I also learned other important things like taking hardware limitations into consideration when planning projects. Some limitations you can foresee. Others are just trial and error. For instance, when we were using the temperature sensor we had to delay the rate in which we allowed the signal be sent to the display and faster than a 1 second delay was too fast for the sensor to change it's signal and would cause a glitch. Thankfully the library we used outputs -999 in such scenarios. If it wasn't for that I would have had to use my oscilloscope to find this problem. That made me realize that sometimes it's better to setup your code to detect errors/glitches. If I had found the datasheet for the temperature sensor I could have avoided all of that entirely, but that's neither here nor there (because it most likely would have been in Chinese).
The last thing I learned was the impact that sequential programming can have on your project. Our gas meter needed to output an obnoxious noise when it encountered gas.
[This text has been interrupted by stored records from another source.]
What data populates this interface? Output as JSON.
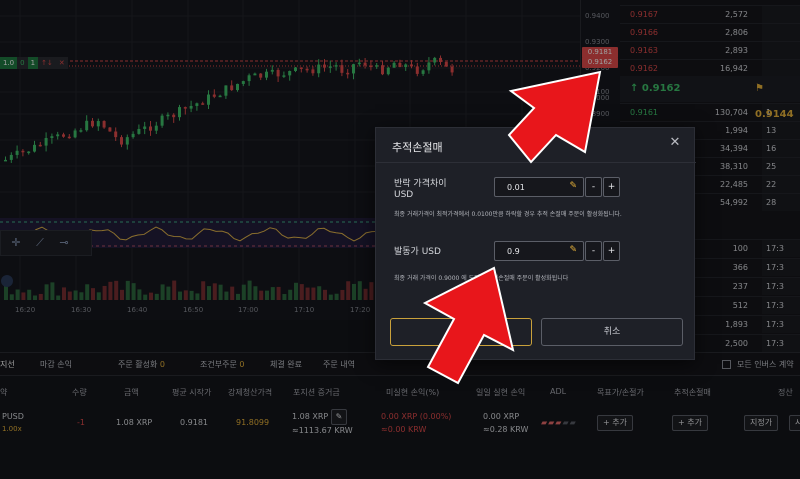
{
  "chart": {
    "price_labels": [
      "0.9400",
      "0.9300",
      "0.9200",
      "0.9181",
      "0.9162",
      "0.9100",
      "0.9000",
      "0.8900"
    ],
    "time_labels": [
      "16:20",
      "16:30",
      "16:40",
      "16:50",
      "17:00",
      "17:10",
      "17:20"
    ],
    "order_tag": {
      "count": "1.0",
      "value": "0",
      "qty": "1",
      "arrows": "↑↓"
    },
    "tools": [
      "crosshair-tool",
      "trendline-tool",
      "horizontal-line-tool"
    ]
  },
  "order_book": {
    "asks": [
      {
        "price": "0.9167",
        "qty": "2,572"
      },
      {
        "price": "0.9166",
        "qty": "2,806"
      },
      {
        "price": "0.9163",
        "qty": "2,893"
      },
      {
        "price": "0.9162",
        "qty": "16,942"
      }
    ],
    "mid": {
      "last": "↑ 0.9162",
      "mark": "⚑ 0.9144"
    },
    "bids": [
      {
        "price": "0.9161",
        "qty": "130,704",
        "side": "1"
      },
      {
        "price": "",
        "qty": "1,994",
        "side": "13"
      },
      {
        "price": "",
        "qty": "34,394",
        "side": "16"
      },
      {
        "price": "",
        "qty": "38,310",
        "side": "25"
      },
      {
        "price": "",
        "qty": "22,485",
        "side": "22"
      },
      {
        "price": "",
        "qty": "54,992",
        "side": "28"
      }
    ],
    "trades": [
      {
        "qty": "100",
        "time": "17:3"
      },
      {
        "qty": "366",
        "time": "17:3"
      },
      {
        "qty": "237",
        "time": "17:3"
      },
      {
        "qty": "512",
        "time": "17:3"
      },
      {
        "qty": "1,893",
        "time": "17:3"
      },
      {
        "qty": "2,500",
        "time": "17:3"
      }
    ]
  },
  "tabs": {
    "position": "지선",
    "settle": "마감 손익",
    "active_orders": "주문 활성화",
    "active_orders_count": "0",
    "conditional": "조건부주문",
    "conditional_count": "0",
    "filled": "체결 완료",
    "history": "주문 내역",
    "all_inverse": "모든 인버스 계약"
  },
  "table": {
    "headers": [
      "약",
      "수량",
      "금액",
      "평균 시작가",
      "강제청산가격",
      "포지션 증거금",
      "미실현 손익(%)",
      "일일 실현 손익",
      "ADL",
      "목표가/손절가",
      "추적손절매",
      "정산"
    ],
    "row": {
      "symbol": "PUSD",
      "leverage": "1.00x",
      "qty": "-1",
      "amount": "1.08 XRP",
      "avg_entry": "0.9181",
      "liq_price": "91.8099",
      "margin": "1.08 XRP",
      "margin_krw": "≈1113.67 KRW",
      "unrealized": "0.00 XRP (0.00%)",
      "unrealized_krw": "≈0.00 KRW",
      "daily_realized": "0.00 XRP",
      "daily_realized_krw": "≈0.28 KRW",
      "tp_sl_button": "+ 추가",
      "trailing_button": "+ 추가",
      "limit_button": "지정가",
      "market_button": "시"
    }
  },
  "modal": {
    "title": "추적손절매",
    "retrace_label": "반락 가격차이",
    "retrace_unit": "USD",
    "retrace_value": "0.01",
    "retrace_hint": "최종 거래가격이 최적가격에서 0.0100만큼 하락할 경우 추적 손절매 주문이 활성화됩니다.",
    "trigger_label": "발동가 USD",
    "trigger_value": "0.9",
    "trigger_hint": "최종 거래 가격이 0.9000 에 도달시 추적손절매 주문이 활성화됩니다",
    "ok_button": "확인",
    "cancel_button": "취소"
  },
  "colors": {
    "up": "#3fc06a",
    "down": "#e14b4b",
    "accent": "#e8b33a",
    "annotation_arrow": "#e8161b"
  }
}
This equates to a signal sent to the buzzer every 50ms. We also wanted to have the red warning LED flash at the same rate. This wasn't going to be possible if we were going to use the temperature sensor which required 1000ms to send a reading. This is a case where we could have benefited from being able to use parallel programming instead of sequential programming and is ultimately one of the limitations of using an Arduino.
What's next for Grandiose Gas Gauge
It was fun being able to create something that we once thought was impossible. However, we are far from being done with this project. Having so many wires is a problem. It introduces a lot of possible points of failure and should be changed. Mark II of our gas detection meter will have a custom PCB that will insure that we won't run into any problems as a result of that "birds nest" of wire. The sensors are supposed to be "hot swappable" so that is something else that will change. A 3D printed case is also going to be a nice addition that will make the finished product thinner and easier to hold. It would be nice to include a temperature sensor again, but one with a faster refresh rate this time. Also, we are going to look into including a keypad and menu to select different sensors. When you change a sensor out there will be preset calibration settings for the corresponding sensor. Some of these changes may not make it into Mark II of our gas detection meter just so that we can make sure the project continues to progress.
Summary of Mark II Changes:
- Create Custom PCB
- Implement "Hot Swappable" Sensors
- Create 3D Printed Case
- Add Temperature Sensor
- Add Keypad and Menu
This was a really fun project and I'm glad I got to use CatHacks as a way to finally pull it off. I look forward to creating more hardware projects in the future and will be posting updates to this project and others in the near future.
As always, let me know in the comments what you think or leave any questions you might have!
About the Author:
Nick Santini is a web developer and college student from Louisville, KY. Aside from his work as a web developer, he is also the man behind SANTINI.IO, a blog dedicated to technology, web design/development, self improvement, and more.